> EXERCISE INSTRUCTIONS:
The response must contain every line below in which "button" appears.
- - - - -
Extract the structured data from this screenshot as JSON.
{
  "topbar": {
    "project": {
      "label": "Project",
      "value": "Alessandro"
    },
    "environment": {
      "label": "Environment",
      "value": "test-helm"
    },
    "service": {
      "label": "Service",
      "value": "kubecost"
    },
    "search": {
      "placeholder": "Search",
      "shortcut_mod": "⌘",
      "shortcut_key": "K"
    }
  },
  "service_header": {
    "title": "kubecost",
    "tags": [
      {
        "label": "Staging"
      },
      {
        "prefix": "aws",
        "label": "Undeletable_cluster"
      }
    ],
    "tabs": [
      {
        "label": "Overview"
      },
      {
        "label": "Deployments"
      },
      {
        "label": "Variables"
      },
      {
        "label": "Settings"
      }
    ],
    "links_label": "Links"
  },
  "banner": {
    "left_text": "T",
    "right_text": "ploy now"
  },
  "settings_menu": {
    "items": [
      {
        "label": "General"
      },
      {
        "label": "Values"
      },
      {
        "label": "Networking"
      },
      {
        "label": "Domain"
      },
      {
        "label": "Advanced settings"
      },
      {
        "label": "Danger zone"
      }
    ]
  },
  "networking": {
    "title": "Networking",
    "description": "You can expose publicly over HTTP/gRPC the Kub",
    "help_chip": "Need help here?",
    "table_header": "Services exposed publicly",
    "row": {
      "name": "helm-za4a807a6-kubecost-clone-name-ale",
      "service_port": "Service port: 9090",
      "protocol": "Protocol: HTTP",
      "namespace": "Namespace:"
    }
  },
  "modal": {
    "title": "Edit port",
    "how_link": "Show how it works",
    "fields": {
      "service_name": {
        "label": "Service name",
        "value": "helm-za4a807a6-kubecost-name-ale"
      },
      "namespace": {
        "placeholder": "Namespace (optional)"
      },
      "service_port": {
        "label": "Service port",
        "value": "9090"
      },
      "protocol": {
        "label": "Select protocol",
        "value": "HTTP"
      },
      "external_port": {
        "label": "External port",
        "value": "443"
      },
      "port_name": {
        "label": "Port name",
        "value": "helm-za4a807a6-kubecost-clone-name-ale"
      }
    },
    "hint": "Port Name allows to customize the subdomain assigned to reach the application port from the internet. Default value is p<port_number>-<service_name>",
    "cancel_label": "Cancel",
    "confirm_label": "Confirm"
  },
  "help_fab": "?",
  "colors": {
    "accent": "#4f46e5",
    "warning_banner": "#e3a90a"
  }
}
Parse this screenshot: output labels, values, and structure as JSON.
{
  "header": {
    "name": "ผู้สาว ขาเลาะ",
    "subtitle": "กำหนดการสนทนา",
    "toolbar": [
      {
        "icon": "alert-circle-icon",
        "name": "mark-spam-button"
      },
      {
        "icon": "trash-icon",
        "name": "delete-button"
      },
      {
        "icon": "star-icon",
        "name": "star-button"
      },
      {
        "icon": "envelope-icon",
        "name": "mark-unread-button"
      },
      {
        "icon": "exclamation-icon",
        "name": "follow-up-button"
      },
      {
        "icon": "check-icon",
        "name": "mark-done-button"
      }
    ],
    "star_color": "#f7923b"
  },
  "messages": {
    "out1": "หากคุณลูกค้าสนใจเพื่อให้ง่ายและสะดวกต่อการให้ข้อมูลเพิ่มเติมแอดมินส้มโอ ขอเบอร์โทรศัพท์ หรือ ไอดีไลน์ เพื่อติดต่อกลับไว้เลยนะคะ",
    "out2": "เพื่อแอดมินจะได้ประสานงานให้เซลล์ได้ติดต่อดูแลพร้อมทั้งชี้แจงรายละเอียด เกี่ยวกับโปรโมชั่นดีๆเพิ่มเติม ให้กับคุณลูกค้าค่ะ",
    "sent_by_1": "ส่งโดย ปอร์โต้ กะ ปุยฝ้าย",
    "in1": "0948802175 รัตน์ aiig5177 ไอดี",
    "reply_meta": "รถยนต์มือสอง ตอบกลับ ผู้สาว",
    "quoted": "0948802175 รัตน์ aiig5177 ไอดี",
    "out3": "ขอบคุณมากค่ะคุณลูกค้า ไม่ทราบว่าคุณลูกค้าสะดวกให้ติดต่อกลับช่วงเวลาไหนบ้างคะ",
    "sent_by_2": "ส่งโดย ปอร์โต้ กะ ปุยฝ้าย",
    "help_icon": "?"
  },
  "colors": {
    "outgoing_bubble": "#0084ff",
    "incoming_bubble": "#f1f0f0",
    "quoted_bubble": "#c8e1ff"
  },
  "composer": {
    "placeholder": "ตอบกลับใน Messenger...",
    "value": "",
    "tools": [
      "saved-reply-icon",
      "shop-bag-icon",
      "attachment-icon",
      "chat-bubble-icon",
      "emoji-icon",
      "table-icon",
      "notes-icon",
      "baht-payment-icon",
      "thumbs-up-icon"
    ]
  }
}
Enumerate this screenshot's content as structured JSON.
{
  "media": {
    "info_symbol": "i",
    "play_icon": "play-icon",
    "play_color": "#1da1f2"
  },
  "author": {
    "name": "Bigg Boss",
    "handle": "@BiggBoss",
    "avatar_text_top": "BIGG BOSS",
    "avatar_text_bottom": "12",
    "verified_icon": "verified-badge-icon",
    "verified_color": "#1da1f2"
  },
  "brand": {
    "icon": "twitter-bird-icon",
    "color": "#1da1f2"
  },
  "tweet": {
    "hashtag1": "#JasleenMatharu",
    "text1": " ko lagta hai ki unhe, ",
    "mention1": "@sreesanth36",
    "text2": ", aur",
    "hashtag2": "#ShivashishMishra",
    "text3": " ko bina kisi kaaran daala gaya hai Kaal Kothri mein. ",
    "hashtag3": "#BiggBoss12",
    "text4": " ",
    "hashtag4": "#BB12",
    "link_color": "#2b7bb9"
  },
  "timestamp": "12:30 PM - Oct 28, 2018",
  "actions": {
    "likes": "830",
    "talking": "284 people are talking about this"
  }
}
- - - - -
> SOLUTION TO THIS TASK:
        "name": "mark-spam-button"
        "name": "delete-button"
        "name": "star-button"
        "name": "mark-unread-button"
        "name": "follow-up-button"
        "name": "mark-done-button"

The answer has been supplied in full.